The cybersecurity skills gap and talent shortage is a topic on the agenda of almost every board across the industry – and it’s becoming an ever more urgent discussion. In fact, according to the 2023 State of the CISO report by Salt Security, 91% of CISOs agree that finding and keeping qualified cybersecurity talent significantly impacts their ability to deliver on digital transformation initiatives. With an estimated global workforce gap of around 3.4 million people, it’s time to rethink our approach to tackling the ever-increasing cybersecurity skills gap. But where to start?
For Camellia Chan, CEO and Co-Founder of Flexxon (who was also one of our ‘Most Inspiring Women in Cyber in 2022‘), the narrative around cybersecurity hiring needs to be approached differently: “There is a popular misconception that entering the tech world requires years of formal, technical education – but we must shift the narrative. I did not have those credentials when I joined the industry, I studied business management at university. But if you have a passion and want to work hard, there are many ways for you to pick up the skills and be an excellent cybersecurity professional. That’s why it’s crucial that business invest in quality education and training for employees.”
Viewing talent as an investment is not uncommon, but an open mind to the idea of the ‘perfect candidate’ is crucial, especially when it comes to education, according to Haris Pylarinos, CEO and Co-Founder at Hack the Box: “We should move away from a traditional hiring model that focuses solely on university degrees and specific certifications.”
“This way, a broader range of candidates, including self-taught hackers and experienced professionals from various backgrounds, can apply.
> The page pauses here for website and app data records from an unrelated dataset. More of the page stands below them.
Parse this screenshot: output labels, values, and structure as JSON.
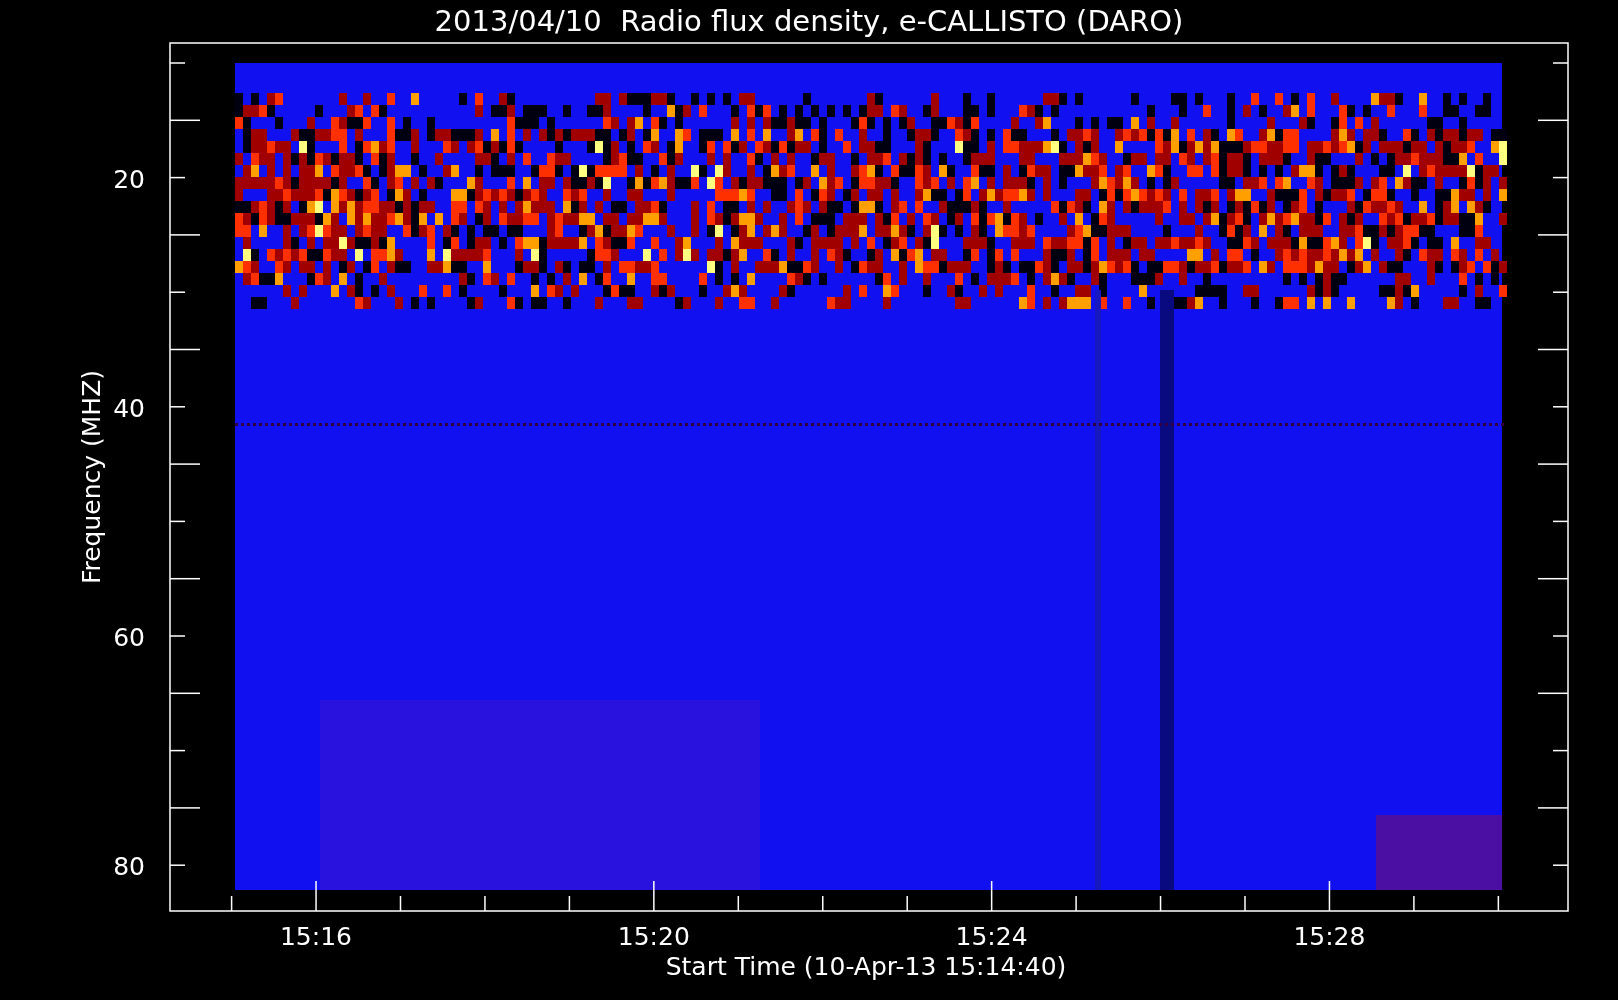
{
  "title": "2013/04/10  Radio flux density, e-CALLISTO (DARO)",
  "ylabel": "Frequency (MHZ)",
  "xlabel": "Start Time (10-Apr-13 15:14:40)",
  "yticks": [
    "20",
    "40",
    "60",
    "80"
  ],
  "xticks": [
    "15:16",
    "15:20",
    "15:24",
    "15:28"
  ]
}
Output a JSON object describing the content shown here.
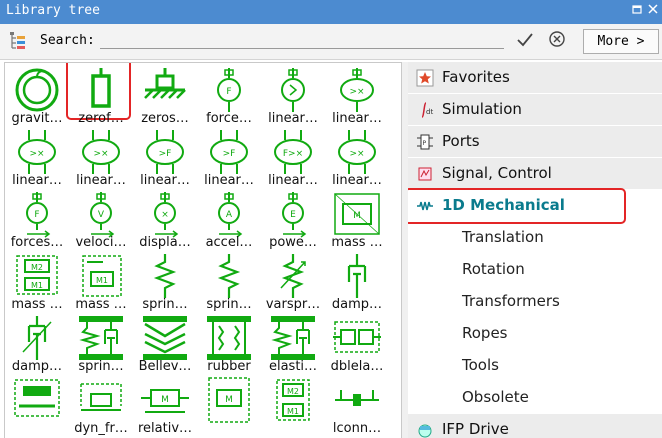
{
  "window": {
    "title": "Library tree"
  },
  "icons": {
    "float": "float-icon",
    "close": "close-icon",
    "tree": "tree-icon",
    "accept": "checkmark-icon",
    "clear": "clear-icon"
  },
  "search": {
    "label": "Search:",
    "value": "",
    "more": "More >"
  },
  "colors": {
    "titlebar": "#4c8bd0",
    "symbol": "#11aa11",
    "highlight": "#e32526",
    "active_text": "#0a7b8d"
  },
  "library": {
    "items": [
      {
        "label": "gravit…"
      },
      {
        "label": "zerof…"
      },
      {
        "label": "zeros…"
      },
      {
        "label": "force…"
      },
      {
        "label": "linear…"
      },
      {
        "label": "linear…"
      },
      {
        "label": "linear…"
      },
      {
        "label": "linear…"
      },
      {
        "label": "linear…"
      },
      {
        "label": "linear…"
      },
      {
        "label": "linear…"
      },
      {
        "label": "linear…"
      },
      {
        "label": "forces…"
      },
      {
        "label": "veloci…"
      },
      {
        "label": "displa…"
      },
      {
        "label": "accel…"
      },
      {
        "label": "powe…"
      },
      {
        "label": "mass …"
      },
      {
        "label": "mass …"
      },
      {
        "label": "mass …"
      },
      {
        "label": "sprin…"
      },
      {
        "label": "sprin…"
      },
      {
        "label": "varspr…"
      },
      {
        "label": "damp…"
      },
      {
        "label": "damp…"
      },
      {
        "label": "sprin…"
      },
      {
        "label": "Bellev…"
      },
      {
        "label": "rubber"
      },
      {
        "label": "elasti…"
      },
      {
        "label": "dblela…"
      },
      {
        "label": ""
      },
      {
        "label": "dyn_fr…"
      },
      {
        "label": "relativ…"
      },
      {
        "label": ""
      },
      {
        "label": ""
      },
      {
        "label": "lconn…"
      }
    ]
  },
  "tree": {
    "items": [
      {
        "label": "Favorites",
        "icon": "star-icon"
      },
      {
        "label": "Simulation",
        "icon": "integral-icon"
      },
      {
        "label": "Ports",
        "icon": "ports-icon"
      },
      {
        "label": "Signal, Control",
        "icon": "signal-icon"
      },
      {
        "label": "1D Mechanical",
        "icon": "mechanical-icon"
      },
      {
        "label": "Translation"
      },
      {
        "label": "Rotation"
      },
      {
        "label": "Transformers"
      },
      {
        "label": "Ropes"
      },
      {
        "label": "Tools"
      },
      {
        "label": "Obsolete"
      },
      {
        "label": "IFP Drive",
        "icon": "drive-icon"
      }
    ]
  }
}
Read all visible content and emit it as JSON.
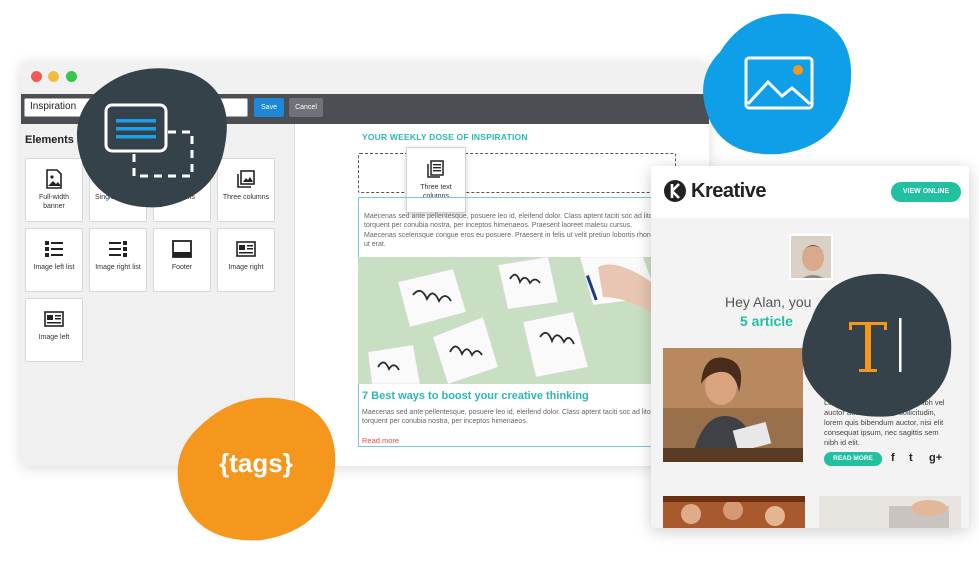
{
  "editor": {
    "name_value": "Inspiration",
    "save_label": "Save",
    "cancel_label": "Cancel",
    "elements_title": "Elements",
    "tiles": [
      {
        "label": "Full-width banner",
        "icon": "image-icon"
      },
      {
        "label": "Single text row",
        "icon": "text-row-icon"
      },
      {
        "label": "columns",
        "icon": "columns-icon"
      },
      {
        "label": "Three columns",
        "icon": "gallery-icon"
      },
      {
        "label": "Image left list",
        "icon": "list-left-icon"
      },
      {
        "label": "Image right list",
        "icon": "list-right-icon"
      },
      {
        "label": "Footer",
        "icon": "footer-icon"
      },
      {
        "label": "Image right",
        "icon": "article-icon"
      },
      {
        "label": "Image left",
        "icon": "article-left-icon"
      }
    ],
    "canvas": {
      "weekly_heading": "YOUR WEEKLY DOSE OF INSPIRATION",
      "drag_tile_label": "Three text columns",
      "paragraph1": "Maecenas sed ante pellentesque, posuere leo id, eleifend dolor. Class aptent taciti soc ad litora torquent per conubia nostra, per inceptos himenaeos. Praesent laoreet malesu cursus. Maecenas scelerisque congue eros eu posuere. Praesent in felis ut velit pretiun lobortis rhoncus ut erat.",
      "headline": "7 Best ways to boost your creative thinking",
      "paragraph2": "Maecenas sed ante pellentesque, posuere leo id, eleifend dolor. Class aptent taciti soc ad litora torquent per conubia nostra, per inceptos himenaeos.",
      "read_more": "Read more"
    }
  },
  "email": {
    "brand": "Kreative",
    "view_online": "VIEW ONLINE",
    "greeting": "Hey Alan, you",
    "articles": "5 article",
    "right_text": "Lorem ipsum dolor sit amet, nibh vel auctor auctor. Aenean sollicitudin, lorem quis bibendum auctor, nisi elit consequat ipsum, nec sagittis sem nibh id elit.",
    "read_more_btn": "READ MORE",
    "social": [
      "f",
      "t",
      "g+"
    ]
  },
  "tags_label": "{tags}",
  "colors": {
    "teal": "#20c0a0",
    "dark_blob": "#36424a",
    "blue_blob": "#0f9ee8",
    "orange_blob": "#f5971d",
    "accent_text": "#2db7b3"
  }
}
This approach matches what I feel is more important in the industry today – practical experience. Relying solely on a university degree will actually sabotage your hiring efforts.”
Edward Thorpe, Lead Talent Acquisition Partner at Garrison, expresses a similar view: “By considering talent outside of cyber, from fintech or gaming as examples, we can start to develop pipelines of more diverse talent eager to work in an industry that is equally prosperous, yet less competitive and potentially more rewarding.”
Ilona Simpson, CIO, EMEA, at Netskope, suggests that the problem is that many educators focus only on encouraging people to get into STEM: “It implies that you only need engineers. You also need customer support, you need corporate managers, you need UX designers… You need everyone. You need every skill in our industry.”
But where else can this talent be found? Steven Wood, Director of Sales Engineering at OpenText Cybersecurity, suggests: “Expanding talent catchment profiles, implementing supportive intern programs, revising recognition, and giving the cybersecurity team a seat at the boardroom table are all credible actions that businesses should take today.”
When it comes to existing recruitment practices, Jamal Elmellas, Chief Operating Officer at cybersecurity recruitment agency Focus-on-Security notes: “Hiring from within the same small talent pool is undoubtedly causing issues in the cybersecurity sector. It’s intensifying competition over top talent, particularly those with three to six years’ experience, and this is leading to more churn. A transient workforce does nobody any favours.”
Additionally, Elmellas outlines the significant risk to approaching the talent shortage with an ‘anything goes’ type attitude: ” If we throw open the gates, we risk diluting the industry by introducing a whole swathe of people with no technical skills. While that may fill the recruitment gap, it does nothing to address the problem the business has which is a lack of trained and competent cybersecurity professionals, resulting, once again, in less resilience.”
Chris Cooper, a member of ISACA Emerging Trends Working Group, shares a similar worry: “We can’t continue along the path we are on where the sector is made up of predominantly white middle-aged men but nor can we pretend this is an unskilled career path. We need to tread carefully. Implying that soft skills are enough to succeed in the sector is disingenuous.”
Cooper continues: “Employers should be asking if applicants are able to demonstrate transferable skills which could be applied to a career in cyber – we should be actively sharing our experience with each other so everyone can benefit.”
Evidently, in order to create a robust future, it’s important that we diversify our hiring views in many different ways. Crucially, a diversity of thought (whether that’s voices across industries, regions, genders etc.) is necessary for a strong future. Tech has always been forward thinking, but in many ways the industry lags behind its counterparts in terms of diversity. In fact, according to research by Eskenzi PR and Marketing, only one fifth of cybersecurity leadership roles are filled by women.
Caitlin Nowlin, Program Manager at Hyland, further explains: “No matter the task, it’s always important to have multiple perspectives. Our background and experiences can impact how we approach a problem or activity, and having a broad set of individuals working on something means all the kinks are ironed out. This approach requires diversity – of gender, race, ethnicity, background and even education is key to making something the best it can be. But there is a huge gap right now, especially in tech and computer science industries.”
Evidently, there’s no one path to ‘solving’ the skills gap. Instead, an open mind in the hiring process, alongside retaining talent is key – to plug the skills gap and make organisations as safe as possible.